**How to complete this task**. When the string "dest" is part of a line in the data below, report the whole line.

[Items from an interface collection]
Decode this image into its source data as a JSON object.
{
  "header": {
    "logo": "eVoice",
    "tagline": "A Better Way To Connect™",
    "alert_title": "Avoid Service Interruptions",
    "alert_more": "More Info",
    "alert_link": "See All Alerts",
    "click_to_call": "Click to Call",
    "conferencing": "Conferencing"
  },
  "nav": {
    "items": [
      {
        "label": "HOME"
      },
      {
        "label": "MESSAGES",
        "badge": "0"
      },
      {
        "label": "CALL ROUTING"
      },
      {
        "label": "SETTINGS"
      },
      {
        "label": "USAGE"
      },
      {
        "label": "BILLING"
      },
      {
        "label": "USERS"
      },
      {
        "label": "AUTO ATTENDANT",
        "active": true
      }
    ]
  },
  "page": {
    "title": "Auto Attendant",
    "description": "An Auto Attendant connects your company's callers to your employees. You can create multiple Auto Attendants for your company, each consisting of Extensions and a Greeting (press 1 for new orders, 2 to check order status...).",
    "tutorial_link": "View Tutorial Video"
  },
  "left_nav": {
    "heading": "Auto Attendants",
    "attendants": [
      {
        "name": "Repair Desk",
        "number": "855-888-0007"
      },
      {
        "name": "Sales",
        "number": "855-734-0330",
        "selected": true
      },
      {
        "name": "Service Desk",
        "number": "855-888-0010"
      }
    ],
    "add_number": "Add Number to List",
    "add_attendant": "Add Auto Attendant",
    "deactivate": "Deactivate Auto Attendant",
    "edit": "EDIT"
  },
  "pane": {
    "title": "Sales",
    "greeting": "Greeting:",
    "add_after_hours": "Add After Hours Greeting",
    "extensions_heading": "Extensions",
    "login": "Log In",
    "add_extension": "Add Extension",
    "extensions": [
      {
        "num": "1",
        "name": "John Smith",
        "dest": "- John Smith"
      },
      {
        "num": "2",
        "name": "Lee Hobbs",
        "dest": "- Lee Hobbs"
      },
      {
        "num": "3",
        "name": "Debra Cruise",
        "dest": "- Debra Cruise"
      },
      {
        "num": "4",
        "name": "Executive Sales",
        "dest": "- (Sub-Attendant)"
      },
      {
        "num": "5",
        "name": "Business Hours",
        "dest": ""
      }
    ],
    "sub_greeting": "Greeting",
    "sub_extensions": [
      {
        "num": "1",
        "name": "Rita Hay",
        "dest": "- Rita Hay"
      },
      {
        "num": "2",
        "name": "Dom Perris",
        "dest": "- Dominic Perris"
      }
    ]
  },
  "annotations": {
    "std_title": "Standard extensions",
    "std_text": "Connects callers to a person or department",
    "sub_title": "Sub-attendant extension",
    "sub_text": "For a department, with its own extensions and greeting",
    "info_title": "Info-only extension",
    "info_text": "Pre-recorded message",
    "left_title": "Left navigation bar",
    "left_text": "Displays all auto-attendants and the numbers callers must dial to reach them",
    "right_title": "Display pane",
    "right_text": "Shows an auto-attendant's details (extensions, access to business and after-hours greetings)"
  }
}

**Written answer**.
        "dest": "- John Smith"
        "dest": "- Lee Hobbs"
        "dest": "- Debra Cruise"
        "dest": "- (Sub-Attendant)"
        "dest": ""
        "dest": "- Rita Hay"
        "dest": "- Dominic Perris"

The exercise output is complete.